(Your assignment) The answer is every line of the records that holds the word "adapter", copied in full.

[Opening Records for this task section]

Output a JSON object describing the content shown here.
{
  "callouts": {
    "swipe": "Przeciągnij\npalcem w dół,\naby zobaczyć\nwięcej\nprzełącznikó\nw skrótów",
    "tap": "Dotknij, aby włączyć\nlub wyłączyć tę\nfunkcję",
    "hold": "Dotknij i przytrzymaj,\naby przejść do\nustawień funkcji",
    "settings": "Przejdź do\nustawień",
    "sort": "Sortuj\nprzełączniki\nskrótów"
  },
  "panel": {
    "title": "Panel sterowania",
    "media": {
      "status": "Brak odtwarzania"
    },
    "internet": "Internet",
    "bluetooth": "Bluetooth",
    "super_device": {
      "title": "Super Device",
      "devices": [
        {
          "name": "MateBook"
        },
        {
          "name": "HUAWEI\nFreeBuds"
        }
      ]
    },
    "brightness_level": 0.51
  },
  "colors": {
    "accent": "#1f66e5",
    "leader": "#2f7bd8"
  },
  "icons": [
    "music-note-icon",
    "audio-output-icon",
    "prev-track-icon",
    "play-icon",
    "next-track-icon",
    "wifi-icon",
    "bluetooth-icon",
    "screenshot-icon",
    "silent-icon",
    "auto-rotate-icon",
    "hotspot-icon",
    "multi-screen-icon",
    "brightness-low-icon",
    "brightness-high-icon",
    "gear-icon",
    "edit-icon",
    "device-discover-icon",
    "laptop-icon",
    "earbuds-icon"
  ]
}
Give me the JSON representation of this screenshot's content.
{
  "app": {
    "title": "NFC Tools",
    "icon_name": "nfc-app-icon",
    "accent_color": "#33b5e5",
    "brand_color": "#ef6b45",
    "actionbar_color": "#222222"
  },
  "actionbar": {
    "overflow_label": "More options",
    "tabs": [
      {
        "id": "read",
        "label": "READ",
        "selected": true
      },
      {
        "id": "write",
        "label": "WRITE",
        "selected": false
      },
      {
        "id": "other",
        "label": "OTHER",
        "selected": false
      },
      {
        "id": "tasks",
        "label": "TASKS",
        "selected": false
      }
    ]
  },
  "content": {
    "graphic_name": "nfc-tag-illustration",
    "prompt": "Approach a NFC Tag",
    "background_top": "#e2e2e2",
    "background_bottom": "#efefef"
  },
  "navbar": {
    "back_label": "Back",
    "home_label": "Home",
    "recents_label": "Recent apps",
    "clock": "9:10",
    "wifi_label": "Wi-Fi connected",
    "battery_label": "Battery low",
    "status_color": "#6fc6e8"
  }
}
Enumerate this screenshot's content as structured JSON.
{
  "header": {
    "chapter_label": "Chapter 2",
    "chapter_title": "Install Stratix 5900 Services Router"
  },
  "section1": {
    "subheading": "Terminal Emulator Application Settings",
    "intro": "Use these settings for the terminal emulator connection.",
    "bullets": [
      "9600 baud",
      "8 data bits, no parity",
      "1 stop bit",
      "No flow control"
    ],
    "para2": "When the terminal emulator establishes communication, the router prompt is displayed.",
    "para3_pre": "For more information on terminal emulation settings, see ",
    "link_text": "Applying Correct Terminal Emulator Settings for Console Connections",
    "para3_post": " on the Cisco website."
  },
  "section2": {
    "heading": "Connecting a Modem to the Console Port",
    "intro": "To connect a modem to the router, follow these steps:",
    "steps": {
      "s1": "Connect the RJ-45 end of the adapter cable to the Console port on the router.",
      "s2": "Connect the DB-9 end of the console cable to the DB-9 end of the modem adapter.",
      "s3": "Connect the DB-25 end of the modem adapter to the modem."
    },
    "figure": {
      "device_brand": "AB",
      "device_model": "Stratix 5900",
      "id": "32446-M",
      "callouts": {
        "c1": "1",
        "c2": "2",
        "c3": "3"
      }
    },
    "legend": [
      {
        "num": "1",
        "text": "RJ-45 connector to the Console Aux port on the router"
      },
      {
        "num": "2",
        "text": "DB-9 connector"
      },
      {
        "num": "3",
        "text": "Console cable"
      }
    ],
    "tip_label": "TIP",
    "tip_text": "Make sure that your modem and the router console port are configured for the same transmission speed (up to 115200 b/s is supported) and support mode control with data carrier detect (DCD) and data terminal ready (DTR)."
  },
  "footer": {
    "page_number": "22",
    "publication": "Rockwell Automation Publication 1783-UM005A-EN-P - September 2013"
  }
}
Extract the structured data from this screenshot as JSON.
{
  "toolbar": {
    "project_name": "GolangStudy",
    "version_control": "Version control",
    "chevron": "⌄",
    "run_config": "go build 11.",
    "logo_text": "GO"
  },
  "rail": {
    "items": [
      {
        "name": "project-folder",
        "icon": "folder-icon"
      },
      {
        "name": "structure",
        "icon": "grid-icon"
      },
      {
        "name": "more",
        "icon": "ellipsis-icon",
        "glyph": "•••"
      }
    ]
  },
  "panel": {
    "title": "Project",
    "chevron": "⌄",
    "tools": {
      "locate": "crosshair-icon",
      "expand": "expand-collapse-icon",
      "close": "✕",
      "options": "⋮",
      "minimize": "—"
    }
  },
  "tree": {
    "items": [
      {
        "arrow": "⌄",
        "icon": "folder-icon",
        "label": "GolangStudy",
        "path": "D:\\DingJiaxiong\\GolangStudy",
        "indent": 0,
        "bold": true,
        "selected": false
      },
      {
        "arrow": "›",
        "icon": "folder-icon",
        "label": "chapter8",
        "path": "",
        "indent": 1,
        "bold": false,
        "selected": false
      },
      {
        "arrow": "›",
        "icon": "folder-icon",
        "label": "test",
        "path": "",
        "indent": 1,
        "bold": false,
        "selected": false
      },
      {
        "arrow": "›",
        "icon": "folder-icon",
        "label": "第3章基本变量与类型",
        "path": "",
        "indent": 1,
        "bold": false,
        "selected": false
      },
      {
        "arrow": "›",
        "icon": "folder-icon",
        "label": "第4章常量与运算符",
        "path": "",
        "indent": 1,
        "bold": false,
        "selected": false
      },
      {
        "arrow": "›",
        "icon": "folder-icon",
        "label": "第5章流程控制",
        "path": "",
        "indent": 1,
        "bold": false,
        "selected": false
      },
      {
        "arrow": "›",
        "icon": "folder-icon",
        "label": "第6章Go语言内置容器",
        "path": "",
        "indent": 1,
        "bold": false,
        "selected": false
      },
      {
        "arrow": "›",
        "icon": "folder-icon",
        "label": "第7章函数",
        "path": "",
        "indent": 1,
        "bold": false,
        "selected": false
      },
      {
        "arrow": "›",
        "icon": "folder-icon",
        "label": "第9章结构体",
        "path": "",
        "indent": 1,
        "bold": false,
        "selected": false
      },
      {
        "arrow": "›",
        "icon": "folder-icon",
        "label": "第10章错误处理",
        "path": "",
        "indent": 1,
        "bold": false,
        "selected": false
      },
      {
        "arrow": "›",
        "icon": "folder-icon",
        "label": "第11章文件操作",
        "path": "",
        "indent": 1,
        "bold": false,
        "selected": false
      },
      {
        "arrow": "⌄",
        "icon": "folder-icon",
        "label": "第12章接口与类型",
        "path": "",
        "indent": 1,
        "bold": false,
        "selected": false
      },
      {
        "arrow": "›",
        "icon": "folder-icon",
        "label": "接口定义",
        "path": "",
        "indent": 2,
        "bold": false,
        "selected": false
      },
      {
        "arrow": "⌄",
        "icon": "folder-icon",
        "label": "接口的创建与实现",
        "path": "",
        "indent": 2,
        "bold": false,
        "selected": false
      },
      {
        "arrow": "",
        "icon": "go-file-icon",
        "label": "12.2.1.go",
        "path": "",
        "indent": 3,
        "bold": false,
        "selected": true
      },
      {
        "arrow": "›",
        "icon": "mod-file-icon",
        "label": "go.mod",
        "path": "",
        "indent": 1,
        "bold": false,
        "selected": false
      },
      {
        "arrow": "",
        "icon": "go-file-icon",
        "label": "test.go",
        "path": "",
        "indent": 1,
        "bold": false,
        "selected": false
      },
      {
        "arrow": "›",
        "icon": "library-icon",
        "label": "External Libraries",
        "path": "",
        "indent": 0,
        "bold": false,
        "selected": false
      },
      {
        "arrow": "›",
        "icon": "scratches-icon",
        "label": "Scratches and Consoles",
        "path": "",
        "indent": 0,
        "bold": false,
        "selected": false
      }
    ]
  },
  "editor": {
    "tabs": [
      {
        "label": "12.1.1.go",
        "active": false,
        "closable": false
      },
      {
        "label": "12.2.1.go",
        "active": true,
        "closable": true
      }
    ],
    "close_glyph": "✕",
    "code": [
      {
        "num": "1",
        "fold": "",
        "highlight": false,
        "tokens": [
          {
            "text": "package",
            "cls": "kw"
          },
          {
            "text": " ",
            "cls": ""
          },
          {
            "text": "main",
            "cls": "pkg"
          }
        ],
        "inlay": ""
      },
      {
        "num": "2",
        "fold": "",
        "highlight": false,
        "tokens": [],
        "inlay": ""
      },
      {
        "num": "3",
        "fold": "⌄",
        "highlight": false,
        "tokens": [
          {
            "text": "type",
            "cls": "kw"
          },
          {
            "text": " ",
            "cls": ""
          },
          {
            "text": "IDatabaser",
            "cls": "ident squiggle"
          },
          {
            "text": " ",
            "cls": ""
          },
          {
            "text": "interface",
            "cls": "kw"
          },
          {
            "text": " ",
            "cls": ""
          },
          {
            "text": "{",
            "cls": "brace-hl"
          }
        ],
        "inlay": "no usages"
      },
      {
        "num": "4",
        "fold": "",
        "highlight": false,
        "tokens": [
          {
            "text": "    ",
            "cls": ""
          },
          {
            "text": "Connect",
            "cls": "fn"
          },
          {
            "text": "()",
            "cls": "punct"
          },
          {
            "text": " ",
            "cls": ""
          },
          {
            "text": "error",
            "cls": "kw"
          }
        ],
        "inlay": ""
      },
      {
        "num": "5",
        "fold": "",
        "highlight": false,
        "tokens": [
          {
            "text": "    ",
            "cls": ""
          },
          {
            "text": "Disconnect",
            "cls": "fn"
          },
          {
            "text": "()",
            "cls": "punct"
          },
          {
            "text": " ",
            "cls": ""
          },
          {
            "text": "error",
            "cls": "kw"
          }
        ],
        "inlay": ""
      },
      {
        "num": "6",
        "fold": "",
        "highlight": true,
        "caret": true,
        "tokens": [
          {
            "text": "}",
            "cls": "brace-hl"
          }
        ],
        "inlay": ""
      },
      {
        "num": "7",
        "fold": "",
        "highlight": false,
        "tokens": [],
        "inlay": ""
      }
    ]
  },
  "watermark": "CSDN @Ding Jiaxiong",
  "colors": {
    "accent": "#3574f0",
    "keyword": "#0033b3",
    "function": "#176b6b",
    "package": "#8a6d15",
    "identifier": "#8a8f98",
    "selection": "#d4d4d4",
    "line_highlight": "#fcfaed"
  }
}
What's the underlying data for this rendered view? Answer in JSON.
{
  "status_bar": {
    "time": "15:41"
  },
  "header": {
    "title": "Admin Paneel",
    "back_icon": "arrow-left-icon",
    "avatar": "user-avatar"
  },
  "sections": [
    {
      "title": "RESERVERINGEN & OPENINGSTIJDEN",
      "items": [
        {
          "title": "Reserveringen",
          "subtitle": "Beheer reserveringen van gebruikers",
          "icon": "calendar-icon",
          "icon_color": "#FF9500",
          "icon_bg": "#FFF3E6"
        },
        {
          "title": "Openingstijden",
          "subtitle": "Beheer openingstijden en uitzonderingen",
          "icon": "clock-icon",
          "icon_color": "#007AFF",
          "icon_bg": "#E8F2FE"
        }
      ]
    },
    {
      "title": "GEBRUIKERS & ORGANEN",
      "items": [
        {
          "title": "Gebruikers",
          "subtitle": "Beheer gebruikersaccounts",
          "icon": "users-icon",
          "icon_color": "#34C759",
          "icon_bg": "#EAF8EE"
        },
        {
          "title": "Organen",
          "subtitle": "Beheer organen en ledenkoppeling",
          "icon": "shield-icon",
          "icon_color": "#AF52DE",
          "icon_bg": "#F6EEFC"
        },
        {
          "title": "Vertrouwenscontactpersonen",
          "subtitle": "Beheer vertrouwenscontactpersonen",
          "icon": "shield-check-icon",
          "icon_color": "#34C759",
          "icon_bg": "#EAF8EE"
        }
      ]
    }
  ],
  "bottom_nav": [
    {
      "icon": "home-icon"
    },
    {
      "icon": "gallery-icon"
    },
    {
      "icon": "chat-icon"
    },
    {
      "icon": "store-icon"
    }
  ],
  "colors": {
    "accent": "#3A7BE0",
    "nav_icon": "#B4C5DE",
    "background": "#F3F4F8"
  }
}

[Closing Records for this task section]

(Answer space)
      "s1": "Connect the RJ-45 end of the adapter cable to the Console port on the router.",
      "s2": "Connect the DB-9 end of the console cable to the DB-9 end of the modem adapter.",
      "s3": "Connect the DB-25 end of the modem adapter to the modem."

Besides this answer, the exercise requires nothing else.